Supporting evidence from individual studies
Kells et al. (2001) counted bumblebees Bombus spp. and honey bees Apis mellifera on 50 m transects in five 6 m wide field margins managed as conservation headlands, and ten naturally regenerated, uncropped field margins in the West Midlands, England. They recorded averages of less than three bees/transect in conservation headlands, compared to averages of between 10 and 50 bees/transect in naturally regenerated margins.
A replicated controlled trial (Pywell et al. 2005) in East Anglia and the West Midlands, England, found no significant difference in bumblebee species richness and abundance when 16 conservation headlands were compared with paired conventional field margins. In both types of field margin, a few species of plant contributed to the vast majority of foraging visits by bumblebees, mainly creeping thistle Cirsium arvense and spear thistle C. vulgare.
- Kells A.R., Holland J.M. & Goulson D. (2001) The value of uncropped field margins for foraging bumblebees. Journal of Insect Conservation, 5, 283-291
- Pywell R.F., Warman E.A., Carvell C., Sparks T.H., Dicks L.V., Bennett D., Wright A., Critchley C.N.R. & Sherwood A. (2005) Providing foraging resources for bumblebees in intensively farmed landscapes. Biological Conservation, 121, 479-494

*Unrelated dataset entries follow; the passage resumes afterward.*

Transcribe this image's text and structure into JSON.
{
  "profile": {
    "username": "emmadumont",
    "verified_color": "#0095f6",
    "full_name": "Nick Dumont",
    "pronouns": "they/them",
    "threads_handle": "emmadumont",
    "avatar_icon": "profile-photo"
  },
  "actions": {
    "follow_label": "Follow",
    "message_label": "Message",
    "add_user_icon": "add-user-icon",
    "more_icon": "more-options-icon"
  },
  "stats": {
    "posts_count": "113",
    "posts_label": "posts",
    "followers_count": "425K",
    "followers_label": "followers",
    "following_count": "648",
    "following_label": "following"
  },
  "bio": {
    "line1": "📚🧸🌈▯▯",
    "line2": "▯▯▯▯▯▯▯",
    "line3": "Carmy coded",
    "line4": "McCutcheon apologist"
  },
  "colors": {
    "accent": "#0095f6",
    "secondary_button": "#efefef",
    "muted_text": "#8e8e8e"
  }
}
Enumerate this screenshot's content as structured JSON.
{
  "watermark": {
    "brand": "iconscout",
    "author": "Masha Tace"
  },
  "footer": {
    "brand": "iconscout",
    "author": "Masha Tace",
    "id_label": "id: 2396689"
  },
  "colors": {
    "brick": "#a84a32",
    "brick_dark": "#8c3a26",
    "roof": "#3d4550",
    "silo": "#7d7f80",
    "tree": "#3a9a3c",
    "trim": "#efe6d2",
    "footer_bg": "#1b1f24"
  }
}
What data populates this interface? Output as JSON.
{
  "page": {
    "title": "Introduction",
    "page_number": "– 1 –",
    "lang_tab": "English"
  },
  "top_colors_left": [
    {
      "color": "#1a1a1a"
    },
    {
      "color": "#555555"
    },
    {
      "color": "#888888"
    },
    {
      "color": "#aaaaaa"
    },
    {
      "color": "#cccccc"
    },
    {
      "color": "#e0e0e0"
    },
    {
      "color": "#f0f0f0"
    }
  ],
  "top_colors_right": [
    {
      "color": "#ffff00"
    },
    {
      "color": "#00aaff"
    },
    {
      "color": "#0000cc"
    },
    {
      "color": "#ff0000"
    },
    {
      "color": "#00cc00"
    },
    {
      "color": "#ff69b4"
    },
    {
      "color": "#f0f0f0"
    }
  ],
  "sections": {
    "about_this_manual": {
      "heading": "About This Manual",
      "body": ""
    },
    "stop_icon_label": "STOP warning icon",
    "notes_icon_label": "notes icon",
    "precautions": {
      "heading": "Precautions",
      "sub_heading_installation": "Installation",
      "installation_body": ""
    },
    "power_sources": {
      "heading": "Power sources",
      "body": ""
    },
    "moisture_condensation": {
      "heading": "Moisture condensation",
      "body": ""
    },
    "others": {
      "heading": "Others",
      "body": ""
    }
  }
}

- Carvell C., Meek W.R., Pywell R.F., Goulson D. & Nowakowski M. (2007) Comparing the efficacy of agri-environment schemes to enhance bumble bee abundance and diversity on arable field margins. Journal of Applied Ecology, 44, 29-40